• WHAT IS REQUIRED
Lines below containing the word "activities" should be copied out.

----------------------------------------

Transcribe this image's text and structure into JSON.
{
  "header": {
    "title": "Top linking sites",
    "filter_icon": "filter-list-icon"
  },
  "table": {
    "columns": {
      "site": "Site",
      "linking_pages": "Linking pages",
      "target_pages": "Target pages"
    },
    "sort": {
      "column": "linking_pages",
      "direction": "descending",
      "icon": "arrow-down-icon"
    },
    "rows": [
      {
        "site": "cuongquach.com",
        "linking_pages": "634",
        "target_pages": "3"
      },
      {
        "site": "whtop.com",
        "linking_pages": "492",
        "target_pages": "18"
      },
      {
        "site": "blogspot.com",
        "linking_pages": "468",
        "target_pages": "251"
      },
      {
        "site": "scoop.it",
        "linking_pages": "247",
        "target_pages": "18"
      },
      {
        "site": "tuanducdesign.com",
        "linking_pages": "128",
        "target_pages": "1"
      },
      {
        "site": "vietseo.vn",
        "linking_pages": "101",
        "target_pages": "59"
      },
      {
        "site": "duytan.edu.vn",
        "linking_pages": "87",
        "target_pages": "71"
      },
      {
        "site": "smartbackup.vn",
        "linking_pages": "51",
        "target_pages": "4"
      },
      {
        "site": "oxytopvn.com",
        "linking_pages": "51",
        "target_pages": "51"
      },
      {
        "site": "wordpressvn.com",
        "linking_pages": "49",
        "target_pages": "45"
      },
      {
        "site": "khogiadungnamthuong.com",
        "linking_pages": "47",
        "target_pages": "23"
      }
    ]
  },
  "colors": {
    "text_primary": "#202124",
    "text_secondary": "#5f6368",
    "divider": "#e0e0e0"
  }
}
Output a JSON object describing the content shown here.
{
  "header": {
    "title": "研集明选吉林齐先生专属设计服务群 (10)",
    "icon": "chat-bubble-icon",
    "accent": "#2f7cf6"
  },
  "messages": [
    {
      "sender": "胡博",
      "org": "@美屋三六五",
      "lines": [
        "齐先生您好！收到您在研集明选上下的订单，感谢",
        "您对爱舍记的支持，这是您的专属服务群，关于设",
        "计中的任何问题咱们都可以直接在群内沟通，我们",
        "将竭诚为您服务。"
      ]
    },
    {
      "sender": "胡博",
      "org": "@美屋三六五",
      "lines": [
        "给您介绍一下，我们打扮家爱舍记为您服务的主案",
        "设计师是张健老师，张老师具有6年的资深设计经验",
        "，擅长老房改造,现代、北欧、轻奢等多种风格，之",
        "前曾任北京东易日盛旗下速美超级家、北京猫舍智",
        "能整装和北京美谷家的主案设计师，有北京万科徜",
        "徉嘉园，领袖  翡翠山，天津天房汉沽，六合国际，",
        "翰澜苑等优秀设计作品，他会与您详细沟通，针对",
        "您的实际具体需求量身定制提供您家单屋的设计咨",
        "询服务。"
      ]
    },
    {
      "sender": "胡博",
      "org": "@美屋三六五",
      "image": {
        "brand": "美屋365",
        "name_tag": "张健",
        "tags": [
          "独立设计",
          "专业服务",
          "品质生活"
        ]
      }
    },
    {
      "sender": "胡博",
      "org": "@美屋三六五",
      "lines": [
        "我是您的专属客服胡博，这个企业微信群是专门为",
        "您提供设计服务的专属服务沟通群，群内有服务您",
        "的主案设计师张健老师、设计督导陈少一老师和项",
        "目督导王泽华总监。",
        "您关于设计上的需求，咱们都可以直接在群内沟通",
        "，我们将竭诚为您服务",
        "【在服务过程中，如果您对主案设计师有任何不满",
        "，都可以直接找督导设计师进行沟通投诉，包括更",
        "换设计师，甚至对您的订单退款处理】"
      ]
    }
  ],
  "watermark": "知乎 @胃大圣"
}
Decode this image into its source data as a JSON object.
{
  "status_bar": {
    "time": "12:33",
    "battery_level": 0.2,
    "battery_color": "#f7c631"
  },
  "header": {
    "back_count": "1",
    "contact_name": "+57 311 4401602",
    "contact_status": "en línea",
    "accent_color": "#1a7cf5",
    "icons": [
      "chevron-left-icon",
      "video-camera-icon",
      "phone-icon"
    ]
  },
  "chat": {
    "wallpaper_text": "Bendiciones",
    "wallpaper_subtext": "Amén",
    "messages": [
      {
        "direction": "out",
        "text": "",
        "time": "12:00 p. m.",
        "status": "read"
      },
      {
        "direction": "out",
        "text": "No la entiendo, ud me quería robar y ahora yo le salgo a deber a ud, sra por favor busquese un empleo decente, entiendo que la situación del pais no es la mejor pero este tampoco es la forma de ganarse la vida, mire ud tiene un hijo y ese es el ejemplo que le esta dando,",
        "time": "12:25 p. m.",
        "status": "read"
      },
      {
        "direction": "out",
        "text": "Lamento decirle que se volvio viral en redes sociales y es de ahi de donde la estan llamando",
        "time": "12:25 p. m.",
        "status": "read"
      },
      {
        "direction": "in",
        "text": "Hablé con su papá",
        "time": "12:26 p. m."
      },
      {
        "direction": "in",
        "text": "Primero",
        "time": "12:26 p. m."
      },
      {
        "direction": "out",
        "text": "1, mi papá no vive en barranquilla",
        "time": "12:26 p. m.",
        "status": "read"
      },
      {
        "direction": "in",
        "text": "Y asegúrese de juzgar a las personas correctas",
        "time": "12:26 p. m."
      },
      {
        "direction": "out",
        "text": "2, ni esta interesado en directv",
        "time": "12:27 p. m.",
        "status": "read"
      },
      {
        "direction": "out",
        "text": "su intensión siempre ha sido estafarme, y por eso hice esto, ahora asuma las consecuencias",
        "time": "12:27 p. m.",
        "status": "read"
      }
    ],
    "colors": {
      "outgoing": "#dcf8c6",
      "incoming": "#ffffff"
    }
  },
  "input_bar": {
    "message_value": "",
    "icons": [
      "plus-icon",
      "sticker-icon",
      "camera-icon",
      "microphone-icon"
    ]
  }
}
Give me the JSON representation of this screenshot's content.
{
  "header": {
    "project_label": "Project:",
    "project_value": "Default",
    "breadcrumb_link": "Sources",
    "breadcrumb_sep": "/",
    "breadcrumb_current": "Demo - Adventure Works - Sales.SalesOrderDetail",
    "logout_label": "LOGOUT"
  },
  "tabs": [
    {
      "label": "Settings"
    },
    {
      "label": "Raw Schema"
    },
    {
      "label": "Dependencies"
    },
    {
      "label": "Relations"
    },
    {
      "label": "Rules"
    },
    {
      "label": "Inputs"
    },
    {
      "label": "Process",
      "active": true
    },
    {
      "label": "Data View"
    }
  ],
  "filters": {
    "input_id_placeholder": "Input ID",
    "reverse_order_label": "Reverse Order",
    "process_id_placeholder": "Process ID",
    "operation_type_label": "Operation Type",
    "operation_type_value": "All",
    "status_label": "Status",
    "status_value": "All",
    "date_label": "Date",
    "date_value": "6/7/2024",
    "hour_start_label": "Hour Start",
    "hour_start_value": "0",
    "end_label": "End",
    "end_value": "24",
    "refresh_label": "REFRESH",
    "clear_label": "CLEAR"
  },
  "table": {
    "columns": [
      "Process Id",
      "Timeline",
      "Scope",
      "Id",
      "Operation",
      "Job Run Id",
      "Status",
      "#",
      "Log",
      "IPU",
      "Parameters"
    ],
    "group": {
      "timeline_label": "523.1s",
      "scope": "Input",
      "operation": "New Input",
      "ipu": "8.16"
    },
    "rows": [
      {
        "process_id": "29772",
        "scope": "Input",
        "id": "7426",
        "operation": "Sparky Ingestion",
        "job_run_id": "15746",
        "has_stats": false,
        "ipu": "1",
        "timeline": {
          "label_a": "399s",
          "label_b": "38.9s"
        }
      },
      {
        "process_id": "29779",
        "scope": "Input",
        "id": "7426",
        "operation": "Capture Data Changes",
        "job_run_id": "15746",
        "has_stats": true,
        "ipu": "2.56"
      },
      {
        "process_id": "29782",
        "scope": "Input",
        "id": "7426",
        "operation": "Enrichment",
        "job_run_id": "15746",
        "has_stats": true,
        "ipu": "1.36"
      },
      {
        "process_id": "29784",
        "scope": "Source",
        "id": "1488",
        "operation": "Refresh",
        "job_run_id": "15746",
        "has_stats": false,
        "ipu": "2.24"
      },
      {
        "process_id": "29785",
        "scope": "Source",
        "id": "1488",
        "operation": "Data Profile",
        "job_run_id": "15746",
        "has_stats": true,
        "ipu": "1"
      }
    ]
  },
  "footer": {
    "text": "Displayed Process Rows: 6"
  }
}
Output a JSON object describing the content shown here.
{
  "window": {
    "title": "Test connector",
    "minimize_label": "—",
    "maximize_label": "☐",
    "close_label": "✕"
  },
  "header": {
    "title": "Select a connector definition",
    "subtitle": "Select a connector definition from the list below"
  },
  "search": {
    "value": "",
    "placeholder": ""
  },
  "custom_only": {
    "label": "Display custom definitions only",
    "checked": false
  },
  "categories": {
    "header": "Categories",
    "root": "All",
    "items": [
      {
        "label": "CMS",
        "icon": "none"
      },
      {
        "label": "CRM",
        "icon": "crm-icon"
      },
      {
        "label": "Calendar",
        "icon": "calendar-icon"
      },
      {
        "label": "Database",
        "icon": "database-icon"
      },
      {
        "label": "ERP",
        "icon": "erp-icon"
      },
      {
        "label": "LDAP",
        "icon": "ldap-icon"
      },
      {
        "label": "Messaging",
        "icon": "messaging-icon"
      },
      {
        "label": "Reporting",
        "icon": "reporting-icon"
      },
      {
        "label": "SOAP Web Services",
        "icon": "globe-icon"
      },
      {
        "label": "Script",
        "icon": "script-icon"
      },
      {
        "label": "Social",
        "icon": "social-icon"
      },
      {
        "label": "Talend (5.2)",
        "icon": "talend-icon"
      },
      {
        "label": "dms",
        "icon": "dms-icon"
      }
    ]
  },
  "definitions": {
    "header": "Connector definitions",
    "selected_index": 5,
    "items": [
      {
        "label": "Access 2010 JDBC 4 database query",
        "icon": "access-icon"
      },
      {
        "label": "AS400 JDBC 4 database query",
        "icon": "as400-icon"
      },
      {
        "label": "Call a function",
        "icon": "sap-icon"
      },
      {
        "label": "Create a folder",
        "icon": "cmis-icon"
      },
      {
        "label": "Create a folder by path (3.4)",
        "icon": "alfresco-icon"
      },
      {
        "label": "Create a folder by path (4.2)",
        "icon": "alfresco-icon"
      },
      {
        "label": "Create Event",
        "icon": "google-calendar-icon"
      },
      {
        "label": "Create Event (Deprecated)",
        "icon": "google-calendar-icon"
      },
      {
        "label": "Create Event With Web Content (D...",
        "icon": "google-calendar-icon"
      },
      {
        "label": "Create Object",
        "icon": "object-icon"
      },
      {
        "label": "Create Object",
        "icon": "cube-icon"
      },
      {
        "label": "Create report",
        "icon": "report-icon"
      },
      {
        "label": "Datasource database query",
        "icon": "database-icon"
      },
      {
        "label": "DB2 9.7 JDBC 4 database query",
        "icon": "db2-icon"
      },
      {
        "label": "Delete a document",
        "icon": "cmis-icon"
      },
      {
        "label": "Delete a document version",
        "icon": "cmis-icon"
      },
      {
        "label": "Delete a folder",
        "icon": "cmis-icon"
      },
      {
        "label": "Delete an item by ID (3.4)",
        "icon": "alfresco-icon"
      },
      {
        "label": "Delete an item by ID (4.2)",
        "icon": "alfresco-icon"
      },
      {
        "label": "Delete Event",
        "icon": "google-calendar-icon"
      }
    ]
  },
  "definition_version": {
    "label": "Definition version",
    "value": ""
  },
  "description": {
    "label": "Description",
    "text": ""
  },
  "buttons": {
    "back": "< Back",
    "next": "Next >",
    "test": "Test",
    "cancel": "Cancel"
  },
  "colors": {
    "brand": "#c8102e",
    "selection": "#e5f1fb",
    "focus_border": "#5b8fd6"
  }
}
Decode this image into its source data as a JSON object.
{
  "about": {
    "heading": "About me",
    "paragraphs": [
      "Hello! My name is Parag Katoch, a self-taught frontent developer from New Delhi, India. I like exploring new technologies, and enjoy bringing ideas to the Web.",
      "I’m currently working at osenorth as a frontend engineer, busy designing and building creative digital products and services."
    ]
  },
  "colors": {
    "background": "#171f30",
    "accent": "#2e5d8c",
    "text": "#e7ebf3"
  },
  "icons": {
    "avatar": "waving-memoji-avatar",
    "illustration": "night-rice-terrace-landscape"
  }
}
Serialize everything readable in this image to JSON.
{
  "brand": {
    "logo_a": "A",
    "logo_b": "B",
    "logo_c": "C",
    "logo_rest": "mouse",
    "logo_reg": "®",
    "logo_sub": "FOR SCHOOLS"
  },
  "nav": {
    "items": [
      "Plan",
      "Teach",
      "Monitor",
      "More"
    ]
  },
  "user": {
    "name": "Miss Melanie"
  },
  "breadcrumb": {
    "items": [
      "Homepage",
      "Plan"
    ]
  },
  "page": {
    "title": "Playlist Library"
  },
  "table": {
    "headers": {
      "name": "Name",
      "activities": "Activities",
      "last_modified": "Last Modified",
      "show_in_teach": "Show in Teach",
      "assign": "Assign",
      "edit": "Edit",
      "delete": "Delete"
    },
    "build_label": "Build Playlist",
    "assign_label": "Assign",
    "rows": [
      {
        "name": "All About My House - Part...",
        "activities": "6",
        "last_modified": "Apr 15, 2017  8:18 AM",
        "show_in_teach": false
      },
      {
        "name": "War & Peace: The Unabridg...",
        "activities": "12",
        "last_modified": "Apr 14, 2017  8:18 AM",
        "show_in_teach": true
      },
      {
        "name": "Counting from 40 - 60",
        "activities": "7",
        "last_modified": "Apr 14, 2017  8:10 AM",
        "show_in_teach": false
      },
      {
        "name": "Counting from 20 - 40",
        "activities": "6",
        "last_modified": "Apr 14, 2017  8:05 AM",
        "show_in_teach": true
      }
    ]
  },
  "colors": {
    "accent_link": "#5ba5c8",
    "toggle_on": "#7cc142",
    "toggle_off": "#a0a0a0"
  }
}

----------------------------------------

• YOUR RESPONSE
      "activities": "Activities",
        "activities": "6",
        "activities": "12",
        "activities": "7",
        "activities": "6",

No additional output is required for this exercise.